> **Task to complete**: Every entry is to be set down a second time, precisely as written.

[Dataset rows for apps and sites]
++++++++
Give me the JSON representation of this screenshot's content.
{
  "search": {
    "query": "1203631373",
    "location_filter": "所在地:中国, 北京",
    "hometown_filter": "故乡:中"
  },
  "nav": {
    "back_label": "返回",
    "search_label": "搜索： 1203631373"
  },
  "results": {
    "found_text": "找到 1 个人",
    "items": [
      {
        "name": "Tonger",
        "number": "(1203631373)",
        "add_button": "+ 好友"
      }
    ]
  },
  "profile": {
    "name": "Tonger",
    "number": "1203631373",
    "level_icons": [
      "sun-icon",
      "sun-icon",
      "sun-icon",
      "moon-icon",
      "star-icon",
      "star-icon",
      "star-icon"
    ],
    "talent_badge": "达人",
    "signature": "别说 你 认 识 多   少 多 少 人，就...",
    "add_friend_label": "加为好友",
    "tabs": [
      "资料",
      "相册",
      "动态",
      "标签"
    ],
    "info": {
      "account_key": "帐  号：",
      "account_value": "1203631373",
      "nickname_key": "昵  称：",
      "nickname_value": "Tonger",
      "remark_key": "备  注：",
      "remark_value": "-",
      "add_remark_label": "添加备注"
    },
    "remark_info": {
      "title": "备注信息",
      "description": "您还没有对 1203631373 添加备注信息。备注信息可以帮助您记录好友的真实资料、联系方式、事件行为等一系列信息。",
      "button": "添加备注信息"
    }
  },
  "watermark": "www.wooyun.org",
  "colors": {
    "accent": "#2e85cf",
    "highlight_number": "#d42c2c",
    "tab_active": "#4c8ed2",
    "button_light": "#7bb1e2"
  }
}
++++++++
> **Result for this exercise**:
Give me the JSON representation of this screenshot's content.
{
  "search": {
    "query": "1203631373",
    "location_filter": "所在地:中国, 北京",
    "hometown_filter": "故乡:中"
  },
  "nav": {
    "back_label": "返回",
    "search_label": "搜索： 1203631373"
  },
  "results": {
    "found_text": "找到 1 个人",
    "items": [
      {
        "name": "Tonger",
        "number": "(1203631373)",
        "add_button": "+ 好友"
      }
    ]
  },
  "profile": {
    "name": "Tonger",
    "number": "1203631373",
    "level_icons": [
      "sun-icon",
      "sun-icon",
      "sun-icon",
      "moon-icon",
      "star-icon",
      "star-icon",
      "star-icon"
    ],
    "talent_badge": "达人",
    "signature": "别说 你 认 识 多   少 多 少 人，就...",
    "add_friend_label": "加为好友",
    "tabs": [
      "资料",
      "相册",
      "动态",
      "标签"
    ],
    "info": {
      "account_key": "帐  号：",
      "account_value": "1203631373",
      "nickname_key": "昵  称：",
      "nickname_value": "Tonger",
      "remark_key": "备  注：",
      "remark_value": "-",
      "add_remark_label": "添加备注"
    },
    "remark_info": {
      "title": "备注信息",
      "description": "您还没有对 1203631373 添加备注信息。备注信息可以帮助您记录好友的真实资料、联系方式、事件行为等一系列信息。",
      "button": "添加备注信息"
    }
  },
  "watermark": "www.wooyun.org",
  "colors": {
    "accent": "#2e85cf",
    "highlight_number": "#d42c2c",
    "tab_active": "#4c8ed2",
    "button_light": "#7bb1e2"
  }
}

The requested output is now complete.